Opal Yellow on Absinthe can result in the 'Angel Effect'.  the dark line surrounded by silver line effect that is so neat in the bead on the left. Opal Yellow doesn't have a really strong Angel Effect with Absinthe because it happens sort of intermittently between these two colours, but...

... with Ivory it is really pronounced and consistent. Even better, the Ivory sort of curdled inside the stringer work in the leftmost bead making the lines look even more ethereal. When Absinthe is used on top of Ivory, it gets a light tracer line around its edges, on the Absinthe side of the fence. I am not sure what it would look like if it was reduced from here, but I'll try that next time I use Ivory and Absinthe together.

I was surprised, but not much happened between Peace and Absinthe. Usually, Peace fumes yellowish when I use it with silver, so I was not expecting it to hold its whiteness as well as it did with Absinthe. It might be that I would have gotten that yellow fume if I'd reduced the bead, though.

Regarding the term 'Angel Effect' - I think the first time I ever saw this term used to describe this particular type of reaction was by Dix Harrison on Lampwork, Etc. in this post. I am going to tag this post and all other instances where I find this reaction with the words 'Angel Effect' - thanks, Dix! :)

Here are some fun beads that include Absinthe. What a neat colour :)


May 9, 2015

Winter Colour Diet :: Session #8



As it turns out, I like these colours enough that I am just going to keep right on going with this palette for the forseeable future, using stuff up and putting new colours in as I run out of things. It's a healthy way to work through the unwieldy stash of glass I have in the spare room, and I work better with this structure in place.
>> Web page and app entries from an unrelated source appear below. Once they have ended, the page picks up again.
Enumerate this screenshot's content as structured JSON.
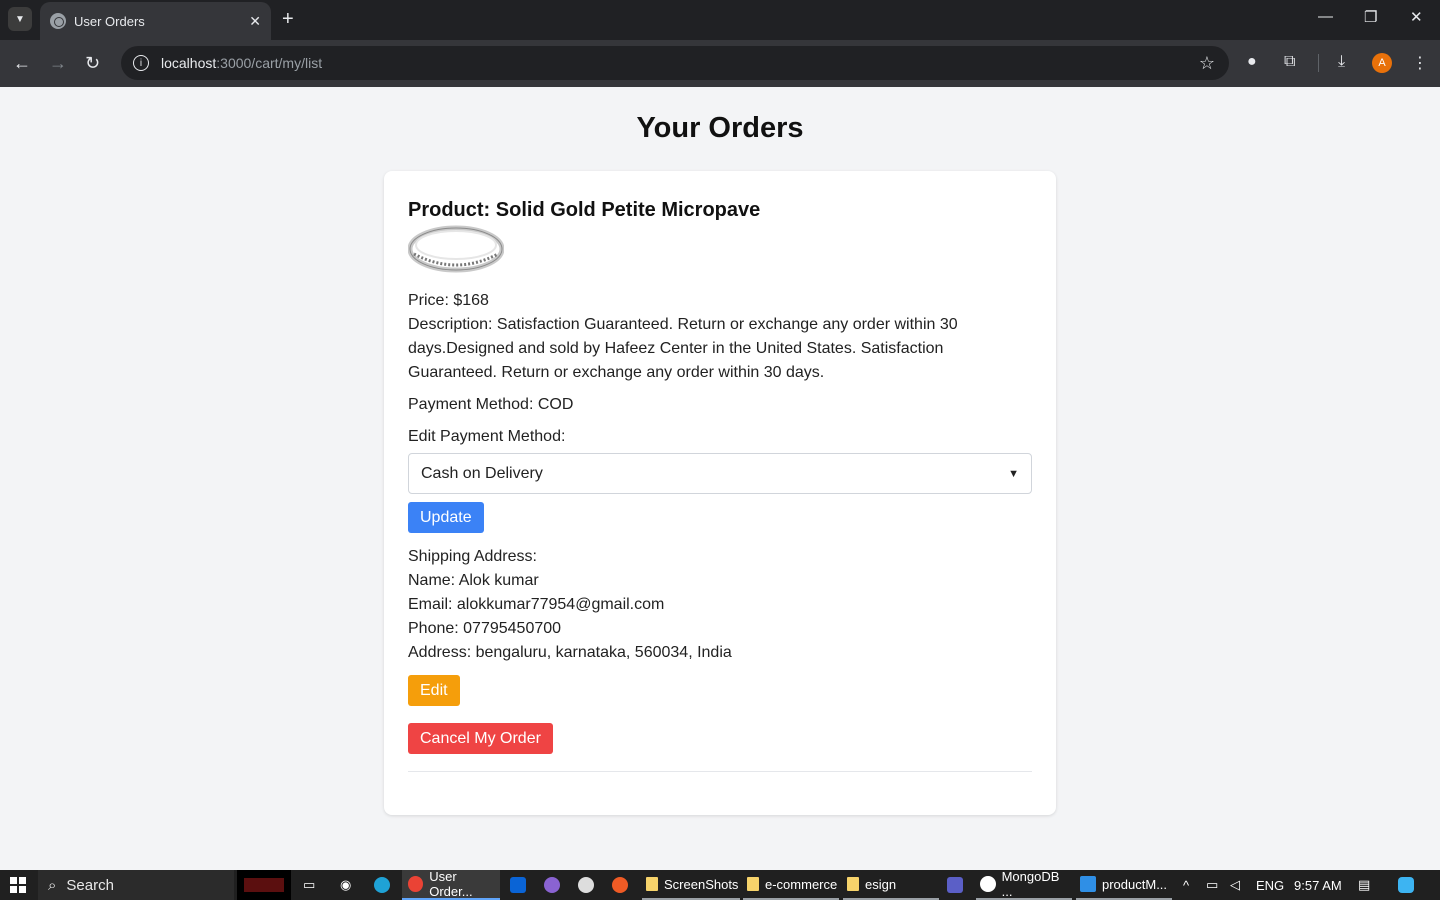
{
  "browser": {
    "tab_title": "User Orders",
    "url_host": "localhost",
    "url_rest": ":3000/cart/my/list",
    "avatar_letter": "A"
  },
  "page": {
    "title": "Your Orders"
  },
  "order": {
    "product_label": "Product: Solid Gold Petite Micropave",
    "price": "Price: $168",
    "description": "Description: Satisfaction Guaranteed. Return or exchange any order within 30 days.Designed and sold by Hafeez Center in the United States. Satisfaction Guaranteed. Return or exchange any order within 30 days.",
    "payment_method": "Payment Method: COD",
    "edit_payment_label": "Edit Payment Method:",
    "payment_select_value": "Cash on Delivery",
    "update_label": "Update",
    "shipping_heading": "Shipping Address:",
    "name": "Name: Alok kumar",
    "email": "Email: alokkumar77954@gmail.com",
    "phone": "Phone: 07795450700",
    "address": "Address: bengaluru, karnataka, 560034, India",
    "edit_label": "Edit",
    "cancel_label": "Cancel My Order"
  },
  "colors": {
    "update_button": "#3b82f6",
    "edit_button": "#f59e0b",
    "cancel_button": "#ef4444"
  },
  "taskbar": {
    "search_placeholder": "Search",
    "chrome_item": "User Order...",
    "folder_screenshots": "ScreenShots",
    "folder_ecommerce": "e-commerce",
    "folder_esign": "esign",
    "mongodb_item": "MongoDB ...",
    "vscode_item": "productM...",
    "lang": "ENG",
    "time": "9:57 AM"
  }
}
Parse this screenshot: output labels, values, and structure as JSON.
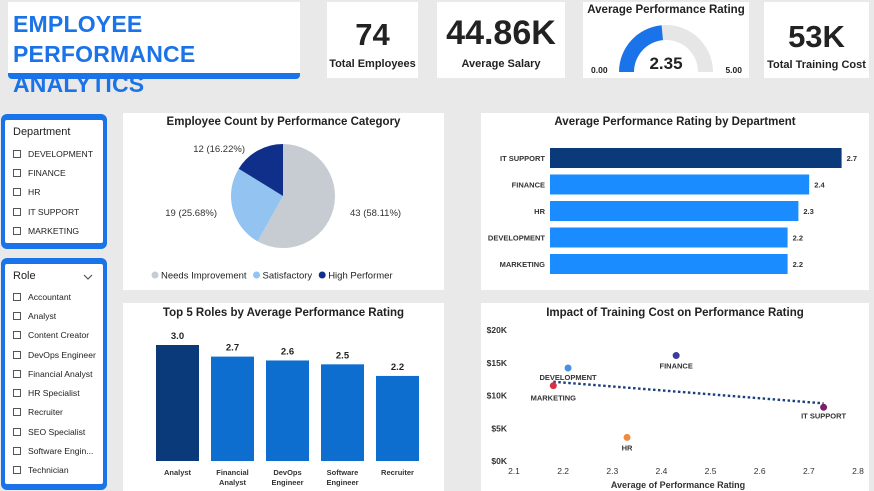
{
  "header": {
    "title_line1": "EMPLOYEE PERFORMANCE",
    "title_line2": "ANALYTICS"
  },
  "kpis": {
    "employees": {
      "value": "74",
      "label": "Total Employees"
    },
    "salary": {
      "value": "44.86K",
      "label": "Average Salary"
    },
    "rating": {
      "title": "Average Performance Rating",
      "value": "2.35",
      "min": "0.00",
      "max": "5.00",
      "fraction": 0.47
    },
    "training": {
      "value": "53K",
      "label": "Total Training Cost"
    }
  },
  "slicers": {
    "department": {
      "title": "Department",
      "items": [
        "DEVELOPMENT",
        "FINANCE",
        "HR",
        "IT SUPPORT",
        "MARKETING"
      ]
    },
    "role": {
      "title": "Role",
      "items": [
        "Accountant",
        "Analyst",
        "Content Creator",
        "DevOps Engineer",
        "Financial Analyst",
        "HR Specialist",
        "Recruiter",
        "SEO Specialist",
        "Software Engin...",
        "Technician"
      ]
    }
  },
  "colors": {
    "accent": "#1a73e8",
    "dark_navy": "#0a3a7a",
    "pie_needs": "#c7ccd3",
    "pie_satisfactory": "#93c4f1",
    "pie_high": "#0f2f8a"
  },
  "chart_data": [
    {
      "type": "pie",
      "title": "Employee Count by Performance Category",
      "slices": [
        {
          "name": "Needs Improvement",
          "value": 43,
          "label": "43 (58.11%)",
          "color": "#c7ccd3"
        },
        {
          "name": "Satisfactory",
          "value": 19,
          "label": "19 (25.68%)",
          "color": "#93c4f1"
        },
        {
          "name": "High Performer",
          "value": 12,
          "label": "12 (16.22%)",
          "color": "#0f2f8a"
        }
      ],
      "legend": [
        "Needs Improvement",
        "Satisfactory",
        "High Performer"
      ],
      "legend_position": "bottom"
    },
    {
      "type": "bar",
      "orientation": "horizontal",
      "title": "Average Performance Rating by Department",
      "categories": [
        "IT SUPPORT",
        "FINANCE",
        "HR",
        "DEVELOPMENT",
        "MARKETING"
      ],
      "values": [
        2.7,
        2.4,
        2.3,
        2.2,
        2.2
      ],
      "value_labels": [
        "2.7",
        "2.4",
        "2.3",
        "2.2",
        "2.2"
      ],
      "xlim": [
        0,
        2.75
      ]
    },
    {
      "type": "bar",
      "title": "Top 5 Roles by Average Performance Rating",
      "categories": [
        "Analyst",
        "Financial Analyst",
        "DevOps Engineer",
        "Software Engineer",
        "Recruiter"
      ],
      "category_lines": [
        [
          "Analyst"
        ],
        [
          "Financial",
          "Analyst"
        ],
        [
          "DevOps",
          "Engineer"
        ],
        [
          "Software",
          "Engineer"
        ],
        [
          "Recruiter"
        ]
      ],
      "values": [
        3.0,
        2.7,
        2.6,
        2.5,
        2.2
      ],
      "value_labels": [
        "3.0",
        "2.7",
        "2.6",
        "2.5",
        "2.2"
      ],
      "ylim": [
        0,
        3.0
      ]
    },
    {
      "type": "scatter",
      "title": "Impact of Training Cost on Performance Rating",
      "xlabel": "Average of Performance Rating",
      "ylabel": "",
      "xlim": [
        2.1,
        2.8
      ],
      "ylim": [
        0,
        20000
      ],
      "xticks": [
        "2.1",
        "2.2",
        "2.3",
        "2.4",
        "2.5",
        "2.6",
        "2.7",
        "2.8"
      ],
      "yticks": [
        "$0K",
        "$5K",
        "$10K",
        "$15K",
        "$20K"
      ],
      "points": [
        {
          "name": "DEVELOPMENT",
          "x": 2.21,
          "y": 14200,
          "color": "#4a90e2"
        },
        {
          "name": "FINANCE",
          "x": 2.43,
          "y": 16100,
          "color": "#3b3b9e"
        },
        {
          "name": "MARKETING",
          "x": 2.18,
          "y": 11500,
          "color": "#d9304a"
        },
        {
          "name": "HR",
          "x": 2.33,
          "y": 3600,
          "color": "#f08a3e"
        },
        {
          "name": "IT SUPPORT",
          "x": 2.73,
          "y": 8200,
          "color": "#7a1f6a"
        }
      ],
      "trend": {
        "x1": 2.18,
        "y1": 12100,
        "x2": 2.73,
        "y2": 8800
      }
    }
  ]
}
If you are new to beadmaking, it may be difficult for you, but I hope that you can find a way to resist the urge to overbuy glass. When I started, it was just a few rods here and there when I went to the studio to torch, but over time became a full-blown buying problem where I was spending a couple thousand dollars a year on glass that I may not manage to use up before I die. Your tastes change over time, and colours that look nice in the rod and work for other people won't necessarily be good citizens in your designs. It doesn't take much glass to make each bead, and it takes a long time to work through glass you wish you'd never purchased in the first place if you aren't torching full-time.


Bead, I dub thee 'Clown Paint'.


I am enjoying this concept of a murrini flower matching cane used on the same bead, and am looking forward to trying other colour combinations.


This is my second or third bead using these colours, and it is the best one yet of the Opal Yellow/Rainbow Wigwag/Hades combo. I did better with heat control in this bead, so the design is more crisply defined, and the surface doesn't have as much reduction film on the Copper Green as in previous iterations of this colour combination.


The base here is of Lizard, and the dots are Absinthe. There is Wood along the sides of the bead, and the rainbow wigwag is wrapped around the bead on the diagonal, twice.


This one is Kalypso over a core of Ink Blue Violet. It was reduced and encased, and then decorated with Wood flowers and Copper Green leaves and stems.


This bead used a twistie made from Absinthe, Black Pearl, and Kalypso with some Intense Black on a base of Absinthe. The goldstone was applied and then paddled into the surface, the core was reduced,  and then I encased with Clear before adding the surface decoration.



And finally, this is my Absinthe goddess bead. Absinthe is a surprisingly beautiful colour :)